• _Input for this task_:

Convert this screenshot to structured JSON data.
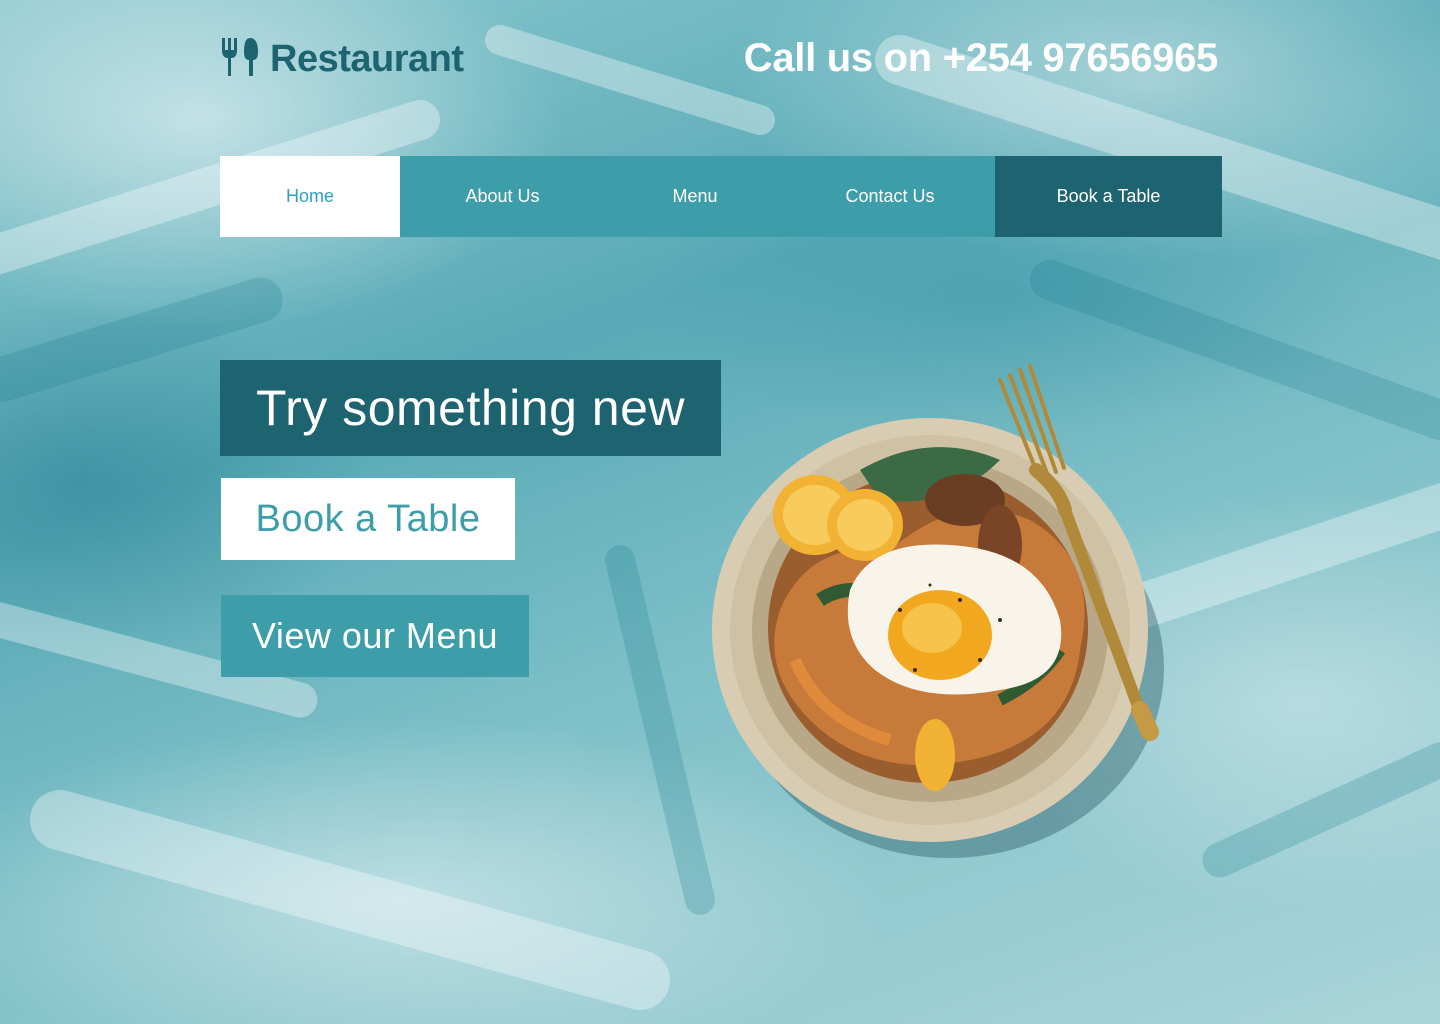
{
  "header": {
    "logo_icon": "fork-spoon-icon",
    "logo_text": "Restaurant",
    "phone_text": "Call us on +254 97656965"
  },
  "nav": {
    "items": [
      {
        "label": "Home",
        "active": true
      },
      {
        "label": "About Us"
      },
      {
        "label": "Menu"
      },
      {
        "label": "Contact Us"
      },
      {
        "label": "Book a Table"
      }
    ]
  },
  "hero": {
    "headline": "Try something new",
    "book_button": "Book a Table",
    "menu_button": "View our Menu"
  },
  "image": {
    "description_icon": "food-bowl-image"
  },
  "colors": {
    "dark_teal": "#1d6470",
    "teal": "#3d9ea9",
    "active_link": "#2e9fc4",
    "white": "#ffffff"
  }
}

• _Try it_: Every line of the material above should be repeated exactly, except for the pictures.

• _Answer space_:
Convert this screenshot to structured JSON data.
{
  "header": {
    "logo_icon": "fork-spoon-icon",
    "logo_text": "Restaurant",
    "phone_text": "Call us on +254 97656965"
  },
  "nav": {
    "items": [
      {
        "label": "Home",
        "active": true
      },
      {
        "label": "About Us"
      },
      {
        "label": "Menu"
      },
      {
        "label": "Contact Us"
      },
      {
        "label": "Book a Table"
      }
    ]
  },
  "hero": {
    "headline": "Try something new",
    "book_button": "Book a Table",
    "menu_button": "View our Menu"
  },
  "image": {
    "description_icon": "food-bowl-image"
  },
  "colors": {
    "dark_teal": "#1d6470",
    "teal": "#3d9ea9",
    "active_link": "#2e9fc4",
    "white": "#ffffff"
  }
}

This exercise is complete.